Quick Links -    DISC. BOARD   |   Outpost#31 Store   |     
 

- Main Entrance  
- Contact Us
- THING-FEST
- Stewart, B.C. Trip 2003
  Stewart, B.C. Trip 2009
  Cool Stuff
  Collection & Archive
  LINKS
  Our Banners
- DISC. BOARD
   
- Script
- Screenshots
- FAQ's
- Cast & Crew
- Quotes
- Maps and Timeline
- Trivia 
- Goofs
- Special FX
- Behind-the-Scenes
- Deleted Scenes
- DVD
- Technical Specs
- Storyboards
- In Memoriam
 

- Video Game
- Role-Playing Games
- Board Games
   
- Online Articles
- Magazines/Comics
- Books 
- "Who Goes There?"
 
- Fan Fiction Repository
- - Fan Fiction Stories
- - Fan Images
- - Fan Essays
- - Fan Tattoos
     

 

John Carpenter's

 

Blair's Calculation of Infection Probability - Take 2

by Antonio Eleuteri

Steve Crawford’s idea of reproducing the calculations shown in the film is an intriguing one. Unfortunately, the model chosen by Steve is formally not correct for the situation. He seems to assume that Poisson’s distribution has a finite support (i.e. in our case, the outcomes are limited to the 12 persons at the outpost) whereas the theoretical set of outcomes is infinite (from 0 to infinity.) The numbers he got apply to a population infinitely large, i.e. it could be applied to the whole of Earth (if we assume “infinity” as a very large number so that the probability estimates are “close” to the theoretical ones.)

But what happens if we want to use Poisson’s model to the limited population of the outpost? How far off are Steve’s estimates with this approximation? The goodness of the approximation depends on the infection rate.

The correction can be calculated by using the Poisson formula again, for the probability of events larger than 12. For the two extremes of the infection rates, 1.116 and 1.371, these probabilities are 2.38*10^(-10) and 2.73*10^(-9), i.e. of the order of 1 in 1 billion. This means in practice, that the model’s calculations are not affected in practice by the error.

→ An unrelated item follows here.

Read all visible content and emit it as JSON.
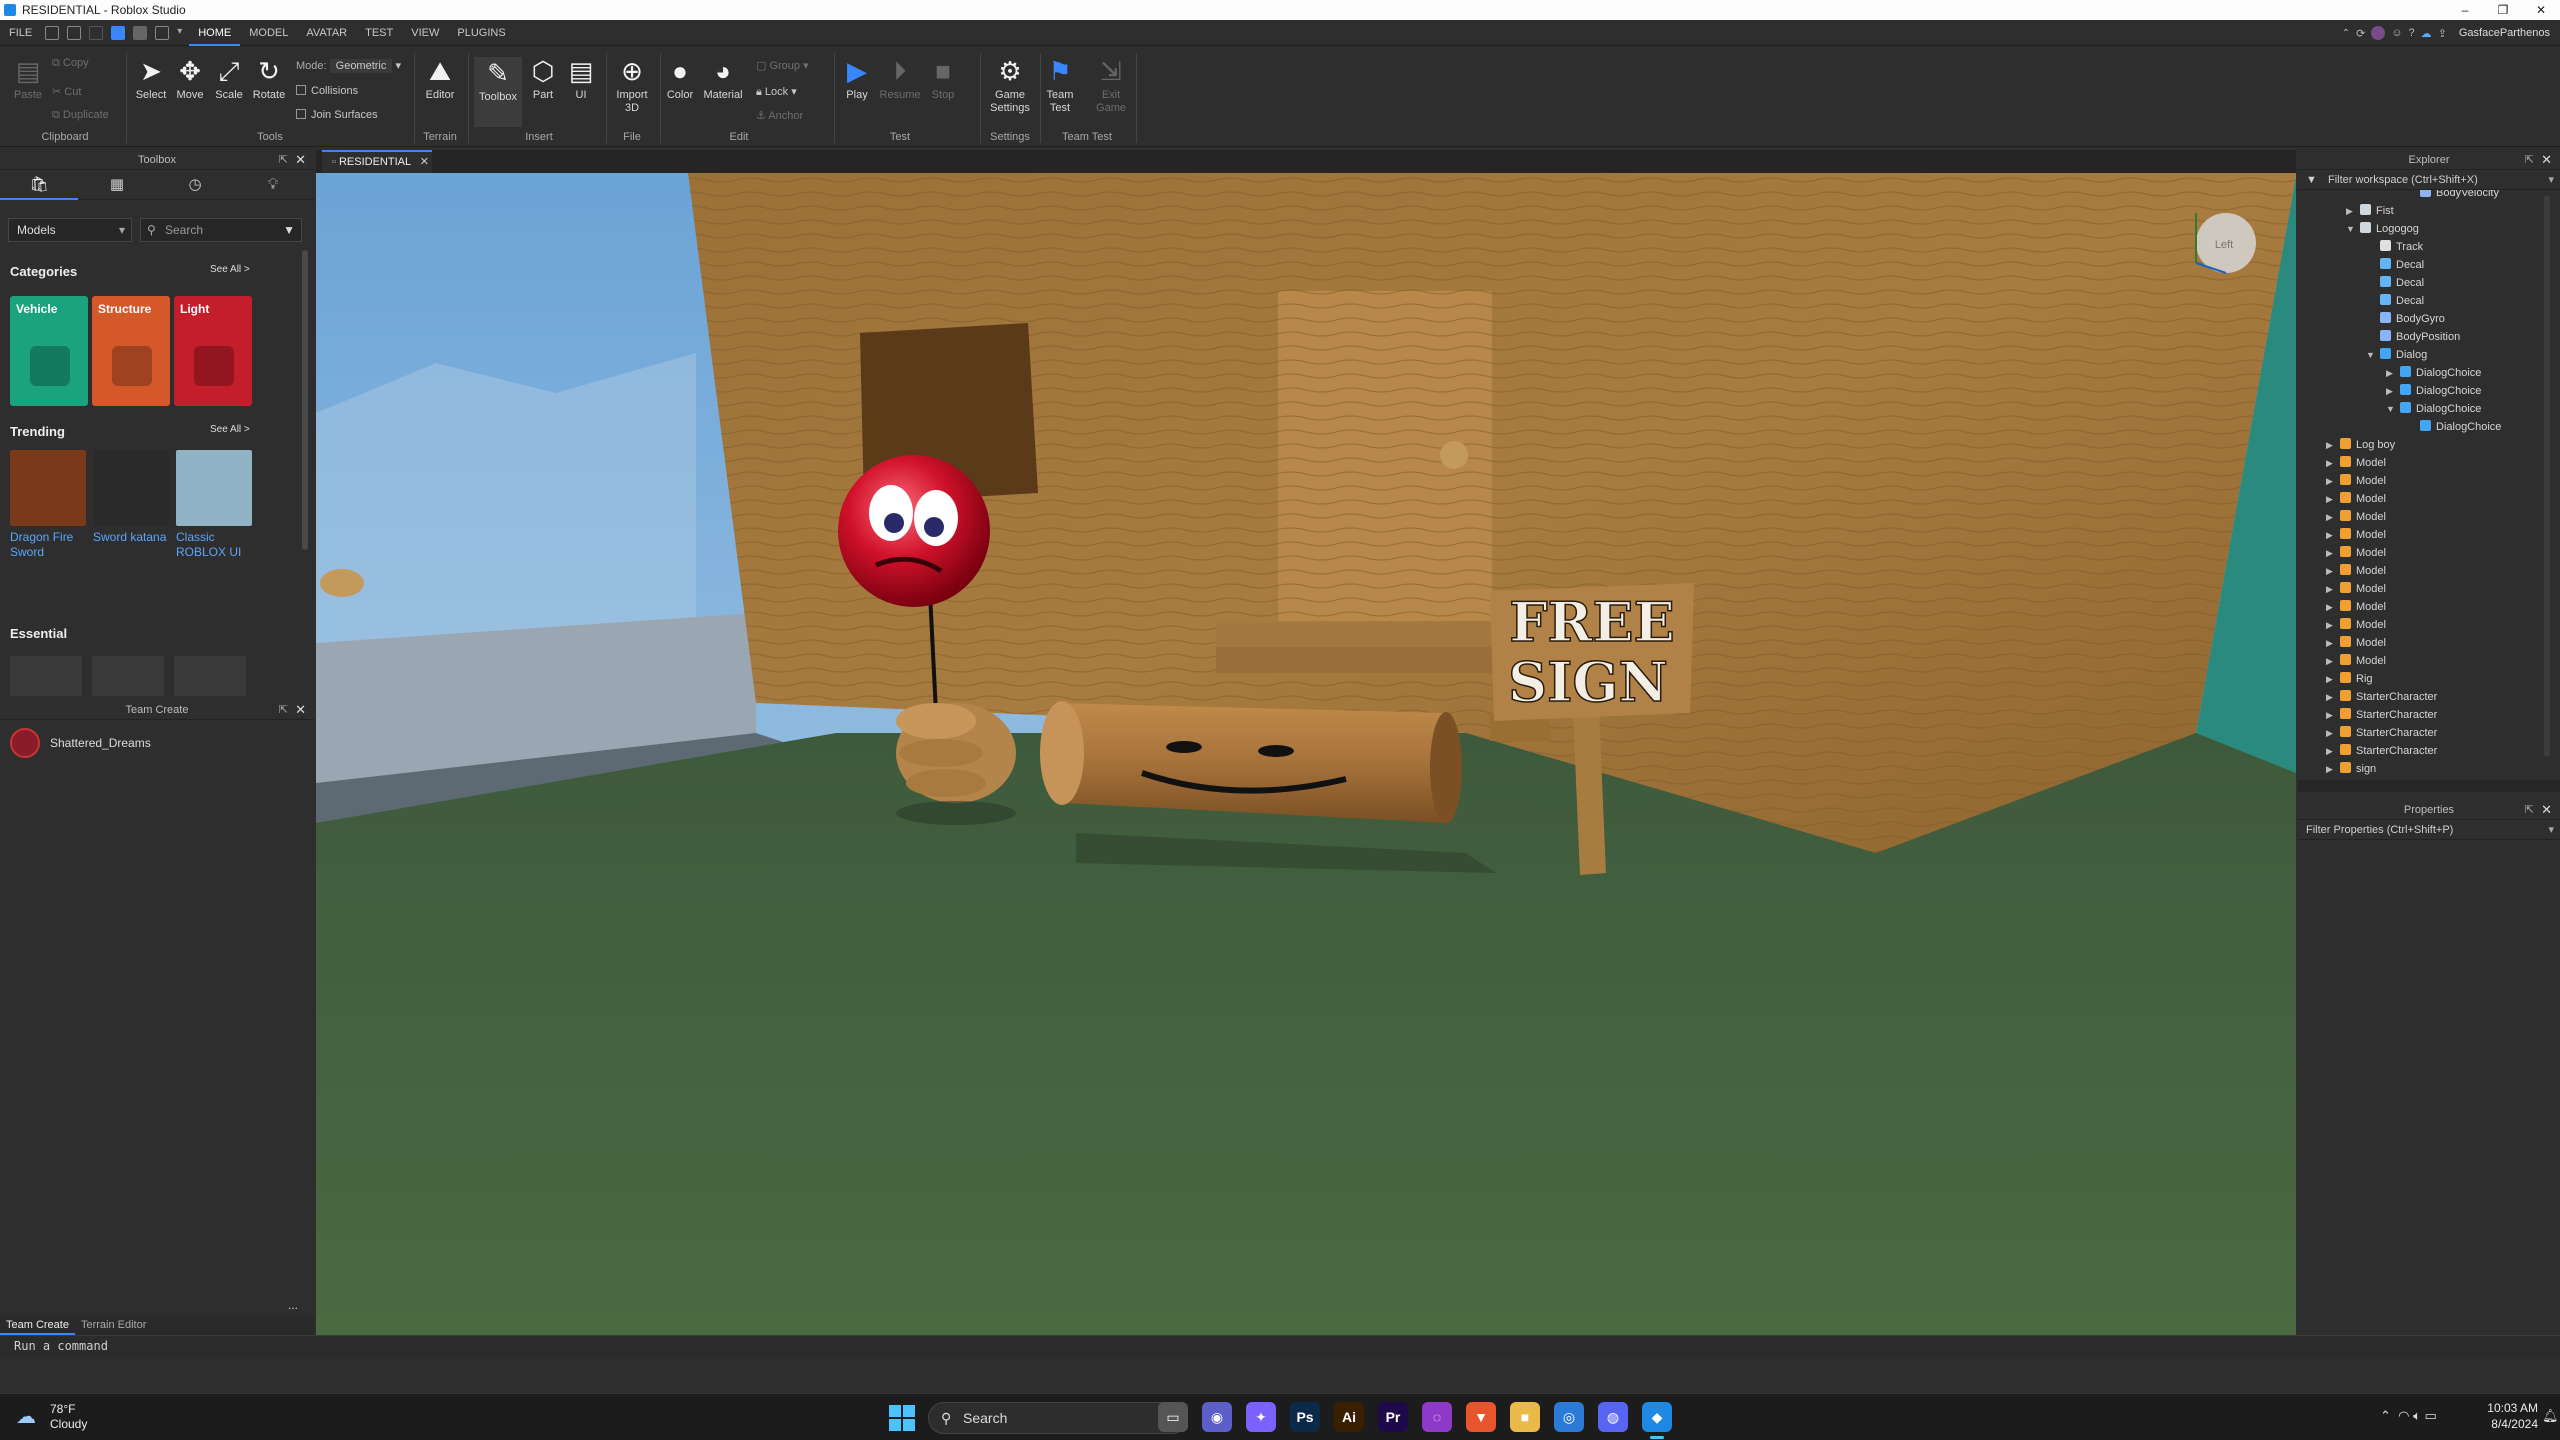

What’s interesting is to calculate the “effective” size of the population to which the model can be applied and still obtain reasonable probabilities. By assuming the largest infection rate of 1.371, the probabilities are as follows:

Minimum

number of

infected

persons

Probability

1

74.61%

2

39.81%

3

15.95%

4

5.05%

5

1.31%

6

0.29%

7

0.055%

 

So we see that the probability decreases quite steeply. So, even if Blair didn’t know much about the rules of probability to apply the “trick” reported by Steve, it would have been enough to apply Poisson’s formula up to 5 or 6 to already get a good estimate.

 

 

 


About Us     Copyright

www.outpost31.com © 2001-2007

contact us